Work required — What lines of the material hold the string "title"? Pull each of them out.

Materials provided —

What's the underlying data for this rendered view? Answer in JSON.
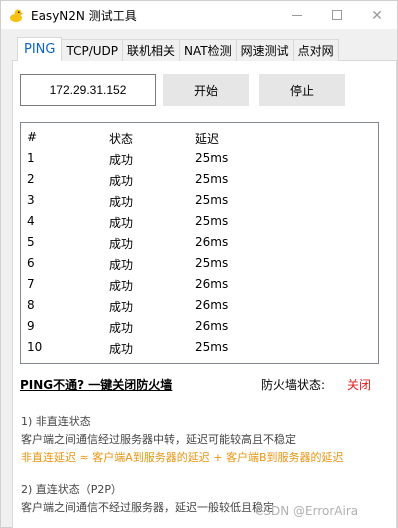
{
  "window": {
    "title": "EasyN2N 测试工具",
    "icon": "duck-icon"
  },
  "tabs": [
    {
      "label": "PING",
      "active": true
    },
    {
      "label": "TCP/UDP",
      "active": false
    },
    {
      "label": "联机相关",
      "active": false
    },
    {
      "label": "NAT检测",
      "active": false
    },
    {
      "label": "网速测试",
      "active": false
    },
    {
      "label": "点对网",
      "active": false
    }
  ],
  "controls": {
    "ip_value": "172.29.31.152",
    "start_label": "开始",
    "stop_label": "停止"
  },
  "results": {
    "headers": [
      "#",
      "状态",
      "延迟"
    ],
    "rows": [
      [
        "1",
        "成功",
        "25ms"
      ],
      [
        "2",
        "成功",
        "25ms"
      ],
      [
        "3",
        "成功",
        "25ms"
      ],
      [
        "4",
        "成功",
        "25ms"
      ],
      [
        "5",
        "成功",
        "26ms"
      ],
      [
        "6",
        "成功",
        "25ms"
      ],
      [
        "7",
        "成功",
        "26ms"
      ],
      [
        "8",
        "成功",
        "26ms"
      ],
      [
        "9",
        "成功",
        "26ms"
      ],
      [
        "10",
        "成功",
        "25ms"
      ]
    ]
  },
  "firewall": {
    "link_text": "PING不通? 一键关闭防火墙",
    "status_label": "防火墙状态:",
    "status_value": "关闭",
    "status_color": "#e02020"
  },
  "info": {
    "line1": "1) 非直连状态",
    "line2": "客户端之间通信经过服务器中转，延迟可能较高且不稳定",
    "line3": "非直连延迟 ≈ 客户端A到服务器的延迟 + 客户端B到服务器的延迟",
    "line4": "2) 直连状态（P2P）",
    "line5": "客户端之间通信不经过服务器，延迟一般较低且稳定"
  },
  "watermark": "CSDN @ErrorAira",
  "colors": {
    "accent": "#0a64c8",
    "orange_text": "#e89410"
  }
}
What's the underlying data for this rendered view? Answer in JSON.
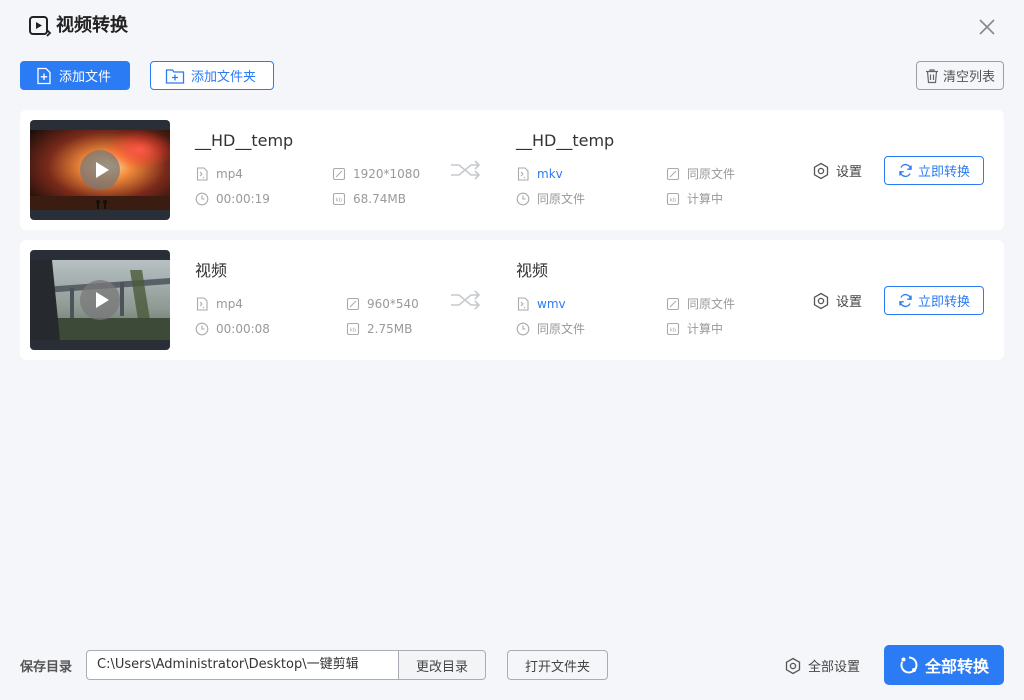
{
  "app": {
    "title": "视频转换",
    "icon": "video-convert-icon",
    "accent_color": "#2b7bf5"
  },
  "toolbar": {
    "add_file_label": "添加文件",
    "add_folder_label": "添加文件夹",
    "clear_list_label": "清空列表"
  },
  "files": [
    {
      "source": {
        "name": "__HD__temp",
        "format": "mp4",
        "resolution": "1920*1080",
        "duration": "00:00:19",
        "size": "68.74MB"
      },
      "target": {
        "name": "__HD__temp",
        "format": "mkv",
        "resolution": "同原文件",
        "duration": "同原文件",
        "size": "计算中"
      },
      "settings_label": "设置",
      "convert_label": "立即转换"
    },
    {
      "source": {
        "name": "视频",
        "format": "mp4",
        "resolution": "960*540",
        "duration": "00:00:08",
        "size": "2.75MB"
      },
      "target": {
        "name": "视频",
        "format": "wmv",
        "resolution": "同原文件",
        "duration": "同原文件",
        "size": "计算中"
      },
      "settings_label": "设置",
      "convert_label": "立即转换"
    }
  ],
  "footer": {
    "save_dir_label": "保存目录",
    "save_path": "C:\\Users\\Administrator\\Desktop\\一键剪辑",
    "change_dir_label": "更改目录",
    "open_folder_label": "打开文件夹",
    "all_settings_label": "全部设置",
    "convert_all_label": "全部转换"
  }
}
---
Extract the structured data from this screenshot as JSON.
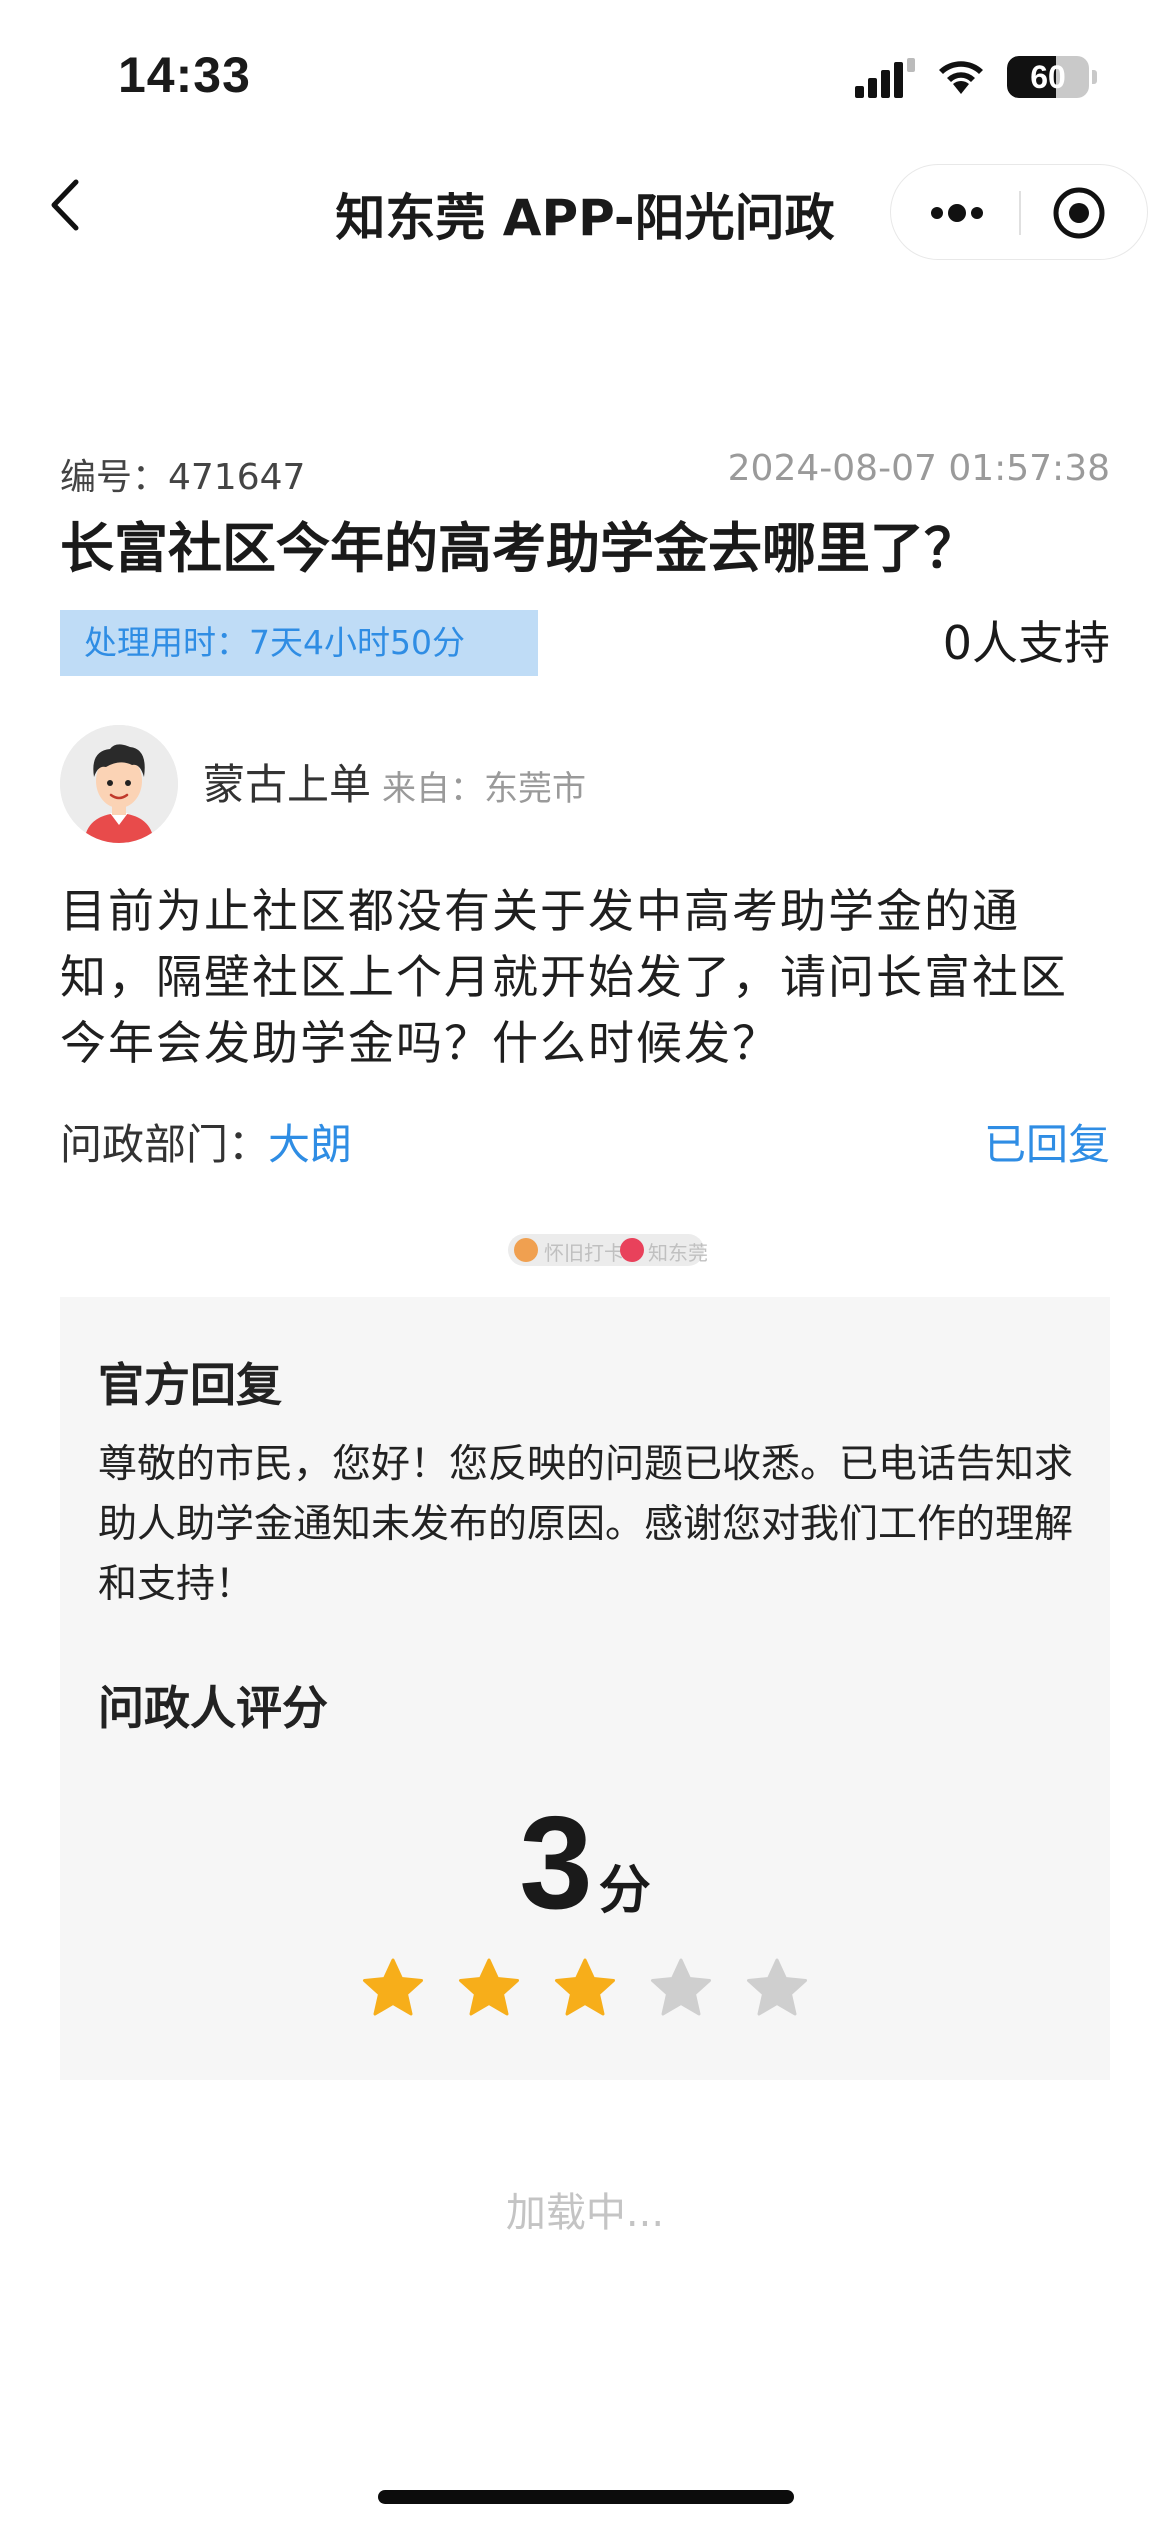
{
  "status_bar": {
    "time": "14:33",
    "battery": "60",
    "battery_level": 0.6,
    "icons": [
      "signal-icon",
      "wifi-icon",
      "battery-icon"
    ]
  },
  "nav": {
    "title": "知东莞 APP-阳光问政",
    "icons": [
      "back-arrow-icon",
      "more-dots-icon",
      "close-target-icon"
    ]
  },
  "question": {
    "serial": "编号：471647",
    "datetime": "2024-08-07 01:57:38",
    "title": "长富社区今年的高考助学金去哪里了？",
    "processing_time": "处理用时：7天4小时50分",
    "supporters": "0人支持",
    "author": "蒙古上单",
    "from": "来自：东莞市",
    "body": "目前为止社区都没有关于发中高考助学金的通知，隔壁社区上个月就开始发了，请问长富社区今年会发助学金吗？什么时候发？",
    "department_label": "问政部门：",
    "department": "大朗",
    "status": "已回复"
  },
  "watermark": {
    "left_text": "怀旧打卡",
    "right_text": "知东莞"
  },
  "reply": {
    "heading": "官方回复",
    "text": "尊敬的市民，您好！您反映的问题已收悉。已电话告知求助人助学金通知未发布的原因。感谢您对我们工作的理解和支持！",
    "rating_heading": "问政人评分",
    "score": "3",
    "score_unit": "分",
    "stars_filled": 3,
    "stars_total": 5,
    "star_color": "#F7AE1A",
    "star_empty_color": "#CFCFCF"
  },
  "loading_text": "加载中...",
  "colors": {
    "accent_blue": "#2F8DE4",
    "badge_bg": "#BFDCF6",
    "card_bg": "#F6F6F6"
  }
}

Solved problem —
    "title": "EasyN2N 测试工具",
    "title": "视频转换",
    "title": "知东莞 APP-阳光问政",
    "title": "长富社区今年的高考助学金去哪里了？",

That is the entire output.